I used to think I had it all. A nice four-bedroom house in a great neighborhood, a pool (with jacuzzi), some really awesome parks nearby, neighborhood block parties, what more could I ask for? Then my wife shook up my world by introducing me to the concept of tiny-house living.
Although I resisted the concept at first, I made sure to do my homework anyway — spending the next few days indulging in a full YouTube binge on the topic.
Coming out of that I realized this is more than a basic decision on where to live, its an entire philosophy on how to live. Its called minimalism and it is really starting to become a thing. There are entire communities of people who have rejected the traditional way of doing things and decided to live by the motto “less is more” instead.
Colin Wright, a leading voice on minimalism, describes it this way:
What Minimalism is really all about is a reassessment of your priorities so that you can strip away the excess stuff — the possessions and ideas and relationships and activities — that don’t bring value to your life.
Minimalists are not anti-consumption, they are just intentional about what they consume. They want their time, energy, and resources (including money) to be spent on things that genuinely add value to their lives.

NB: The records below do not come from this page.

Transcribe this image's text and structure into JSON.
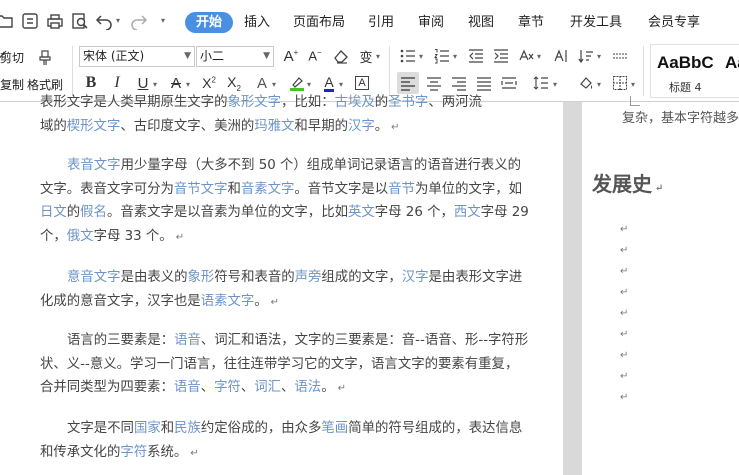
{
  "menubar": {
    "tabs": [
      {
        "label": "开始",
        "active": true
      },
      {
        "label": "插入"
      },
      {
        "label": "页面布局"
      },
      {
        "label": "引用"
      },
      {
        "label": "审阅"
      },
      {
        "label": "视图"
      },
      {
        "label": "章节"
      },
      {
        "label": "开发工具"
      },
      {
        "label": "会员专享"
      }
    ],
    "quick_access_icons": [
      "folder-icon",
      "save-icon",
      "print-icon",
      "print-preview-icon",
      "undo-icon",
      "redo-icon"
    ]
  },
  "ribbon": {
    "clipboard": {
      "cut_label": "剪切",
      "copy_label": "复制",
      "format_painter_label": "格式刷"
    },
    "font": {
      "family": "宋体 (正文)",
      "size": "小二"
    },
    "styles": {
      "preview_text": "AaBbC",
      "preview_text_2": "Aa",
      "style_name": "标题 4"
    },
    "colors": {
      "accent": "#4a90e2",
      "highlight": "#4ac02c",
      "font_color": "#2222cc"
    }
  },
  "document": {
    "left_page": {
      "para0": {
        "line1_parts": [
          "表形文字是人类早期原生文字的",
          "象形文字",
          "，比如：",
          "古埃及",
          "的",
          "圣书字",
          "、两河流"
        ],
        "line2_parts": [
          "域的",
          "楔形文字",
          "、古印度文字、美洲的",
          "玛雅文",
          "和早期的",
          "汉字",
          "。"
        ]
      },
      "para1": {
        "parts": [
          "表音文字",
          "用少量字母（大多不到 50 个）组成单词记录语言的语音进行表义的文字。表音文字可分为",
          "音节文字",
          "和",
          "音素文字",
          "。音节文字是以",
          "音节",
          "为单位的文字，如",
          "日文",
          "的",
          "假名",
          "。音素文字是以音素为单位的文字，比如",
          "英文",
          "字母 26 个，",
          "西文",
          "字母 29 个，",
          "俄文",
          "字母 33 个。"
        ]
      },
      "para2": {
        "parts": [
          "意音文字",
          "是由表义的",
          "象形",
          "符号和表音的",
          "声旁",
          "组成的文字，",
          "汉字",
          "是由表形文字进化成的意音文字，汉字也是",
          "语素文字",
          "。"
        ]
      },
      "para3": {
        "parts": [
          "语言的三要素是：",
          "语音",
          "、词汇和语法，文字的三要素是：音--语音、形--字符形状、义--意义。学习一门语言，往往连带学习它的文字，语言文字的要素有重复，合并同类型为四要素：",
          "语音",
          "、",
          "字符",
          "、",
          "词汇",
          "、",
          "语法",
          "。"
        ]
      },
      "para4": {
        "parts": [
          "文字是不同",
          "国家",
          "和",
          "民族",
          "约定俗成的，由众多",
          "笔画",
          "简单的符号组成的，表达信息和传承文化的",
          "字符",
          "系统。"
        ]
      }
    },
    "right_page": {
      "top_text": "复杂，基本字符越多",
      "heading": "发展史",
      "empty_paragraph_count": 9
    }
  }
}
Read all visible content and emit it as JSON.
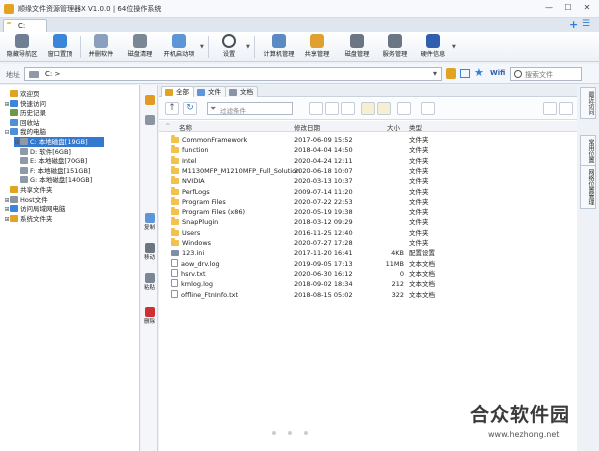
{
  "window": {
    "title": "顺缘文件资源管理器X V1.0.0 | 64位操作系统",
    "controls": [
      "—",
      "☐",
      "✕"
    ]
  },
  "tabs": [
    {
      "label": "C:"
    }
  ],
  "ribbon": {
    "buttons": [
      {
        "label": "隐藏导航区",
        "icon": "navigation-pane-icon",
        "color": "#6f7e92"
      },
      {
        "label": "窗口置顶",
        "icon": "pin-icon",
        "color": "#3a86d8"
      },
      {
        "label": "并删软件",
        "icon": "uninstall-icon",
        "color": "#8aa0bd"
      },
      {
        "label": "磁盘清理",
        "icon": "disk-cleanup-icon",
        "color": "#7a8797"
      },
      {
        "label": "开机启动项",
        "icon": "startup-icon",
        "color": "#5e95d6"
      },
      {
        "label": "设置",
        "icon": "gear-icon",
        "color": "#4a4f58"
      },
      {
        "label": "计算机管理",
        "icon": "computer-manage-icon",
        "color": "#5b89c4"
      },
      {
        "label": "共享管理",
        "icon": "share-icon",
        "color": "#e0a030"
      },
      {
        "label": "磁盘管理",
        "icon": "disk-manage-icon",
        "color": "#6b7584"
      },
      {
        "label": "服务管理",
        "icon": "service-icon",
        "color": "#6b7584"
      },
      {
        "label": "硬件信息",
        "icon": "hardware-icon",
        "color": "#2f5fae"
      }
    ]
  },
  "address": {
    "label": "地址",
    "path": "C: >",
    "search_placeholder": "搜索文件"
  },
  "tree": [
    {
      "label": "欢迎页",
      "indent": 0,
      "toggle": "",
      "color": "#e3a322"
    },
    {
      "label": "快速访问",
      "indent": 0,
      "toggle": "⊞",
      "color": "#3a86d8"
    },
    {
      "label": "历史记录",
      "indent": 0,
      "toggle": "",
      "color": "#6a9a4a"
    },
    {
      "label": "回收站",
      "indent": 0,
      "toggle": "",
      "color": "#4e8fd8"
    },
    {
      "label": "我的电脑",
      "indent": 0,
      "toggle": "⊟",
      "color": "#4e8fd8"
    },
    {
      "label": "C: 本地磁盘[19GB]",
      "indent": 1,
      "toggle": "⊞",
      "color": "#8f9aa8",
      "selected": true
    },
    {
      "label": "D: 软件[6GB]",
      "indent": 1,
      "toggle": "",
      "color": "#8f9aa8"
    },
    {
      "label": "E: 本地磁盘[70GB]",
      "indent": 1,
      "toggle": "",
      "color": "#8f9aa8"
    },
    {
      "label": "F: 本地磁盘[151GB]",
      "indent": 1,
      "toggle": "",
      "color": "#8f9aa8"
    },
    {
      "label": "G: 本地磁盘[140GB]",
      "indent": 1,
      "toggle": "",
      "color": "#8f9aa8"
    },
    {
      "label": "共享文件夹",
      "indent": 0,
      "toggle": "",
      "color": "#e3a322"
    },
    {
      "label": "Host文件",
      "indent": 0,
      "toggle": "⊞",
      "color": "#8a94a3"
    },
    {
      "label": "访问局域网电脑",
      "indent": 0,
      "toggle": "⊞",
      "color": "#3a86d8"
    },
    {
      "label": "系统文件夹",
      "indent": 0,
      "toggle": "⊞",
      "color": "#e3a322"
    }
  ],
  "actions": [
    {
      "label": "",
      "icon": "folder-open-icon",
      "color": "#e39a22"
    },
    {
      "label": "",
      "icon": "window-icon",
      "color": "#8a94a3"
    },
    {
      "label": "复制",
      "icon": "copy-icon",
      "color": "#5e95d6"
    },
    {
      "label": "移动",
      "icon": "move-icon",
      "color": "#6b7584"
    },
    {
      "label": "粘贴",
      "icon": "paste-icon",
      "color": "#7a8797"
    },
    {
      "label": "删除",
      "icon": "delete-icon",
      "color": "#d03030"
    }
  ],
  "pane_tabs": [
    {
      "label": "全部",
      "color": "#e3a322"
    },
    {
      "label": "文件",
      "color": "#5e95d6"
    },
    {
      "label": "文档",
      "color": "#8a94a3"
    }
  ],
  "filter_placeholder": "过滤条件",
  "columns": {
    "name": "名称",
    "date": "修改日期",
    "size": "大小",
    "type": "类型"
  },
  "files": [
    {
      "name": "CommonFramework",
      "date": "2017-06-09 15:52",
      "size": "",
      "type": "文件夹",
      "kind": "folder"
    },
    {
      "name": "function",
      "date": "2018-04-04 14:50",
      "size": "",
      "type": "文件夹",
      "kind": "folder"
    },
    {
      "name": "Intel",
      "date": "2020-04-24 12:11",
      "size": "",
      "type": "文件夹",
      "kind": "folder"
    },
    {
      "name": "M1130MFP_M1210MFP_Full_Solution",
      "date": "2020-06-18 10:07",
      "size": "",
      "type": "文件夹",
      "kind": "folder"
    },
    {
      "name": "NVIDIA",
      "date": "2020-03-13 10:37",
      "size": "",
      "type": "文件夹",
      "kind": "folder"
    },
    {
      "name": "PerfLogs",
      "date": "2009-07-14 11:20",
      "size": "",
      "type": "文件夹",
      "kind": "folder"
    },
    {
      "name": "Program Files",
      "date": "2020-07-22 22:53",
      "size": "",
      "type": "文件夹",
      "kind": "folder"
    },
    {
      "name": "Program Files (x86)",
      "date": "2020-05-19 19:38",
      "size": "",
      "type": "文件夹",
      "kind": "folder"
    },
    {
      "name": "SnapPlugin",
      "date": "2018-03-12 09:29",
      "size": "",
      "type": "文件夹",
      "kind": "folder"
    },
    {
      "name": "Users",
      "date": "2016-11-25 12:40",
      "size": "",
      "type": "文件夹",
      "kind": "folder"
    },
    {
      "name": "Windows",
      "date": "2020-07-27 17:28",
      "size": "",
      "type": "文件夹",
      "kind": "folder"
    },
    {
      "name": "123.ini",
      "date": "2017-11-20 16:41",
      "size": "4KB",
      "type": "配置设置",
      "kind": "cfg"
    },
    {
      "name": "aow_drv.log",
      "date": "2019-09-05 17:13",
      "size": "11MB",
      "type": "文本文档",
      "kind": "file"
    },
    {
      "name": "hsrv.txt",
      "date": "2020-06-30 16:12",
      "size": "0",
      "type": "文本文档",
      "kind": "file"
    },
    {
      "name": "kmlog.log",
      "date": "2018-09-02 18:34",
      "size": "212",
      "type": "文本文档",
      "kind": "file"
    },
    {
      "name": "offline_FtnInfo.txt",
      "date": "2018-08-15 05:02",
      "size": "322",
      "type": "文本文档",
      "kind": "file"
    }
  ],
  "side_tabs": [
    "最近访问",
    "常用位置",
    "网络位置管理"
  ],
  "watermark": {
    "title": "合众软件园",
    "url": "www.hezhong.net"
  }
}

I can’t argue with that. I think all of us want this deep down anyway. The problem is all the extra stuff keeps most of us from ever getting there. It is too hard for us to let go of our material possessions because we feel a sense of satisfaction in having them.
But do material possessions really make us happier? Research says no. When surveyed, peopled recorded greater levels of happiness when they purchased experiences (particularly experiences with other people) rather than material possessions.
One of my favorite tiny-house living, awesome Minimalist families are the Keep Your Daydream family. They sold it all in 2016, bought an R/V, and after living in it full-time for two years (as a family of five), they reflected on the experience.
Marc (the dad) says with profound clarity:
Experiences appreciate in value over time and things depreciate in value over time. Think of the things you bought five years ago and compare them to the things you did five years ago, which of those are more valuable to you now?
At the end of your life, you will absolutely value what you did more than what you had. I used to know someone who volunteered at a retirement home and got lots of advice from the elderly people living there. They said the one thing that stuck with them the most was this:
You will seldom regret the things you do in life, but you will always regret the things you don’t.
It was the accumulation of these things that convinced me to make the decision to sell everything and go tiny. It really came down to the way I want to raise my kids. I want their childhood to be filled with quality family time and shared experiences. I know every family unit is different, but for me and my family, I know this is the right way forward.
Sure, there are lots of practical things I still need to work through, like: Where are we going to park it? How are we going to maintain our sanity as a family of five in such a small space? How the heck am I going to be confident enough to tow a 40-foot trailer? The list goes on… but no matter where you live there are challenges.
Shoot, my A/C unit went out last year in my four-bedroom home and it cost me $10,000 to replace. How is that for an unplanned expense? But, like everything else, I was able to work through it and came up with a solution. Working through practicals is not unique to tiny-house living, its just part of life.
Except overcoming them in a tiny house sounds a lot more satisfying (at least to me) because I am doing it while pursuing the things that I value.
This is why my family and I are listing our four-bedroom house in the New Year and starting our tiny-house journey (stay tuned and I will let you know how it turns out).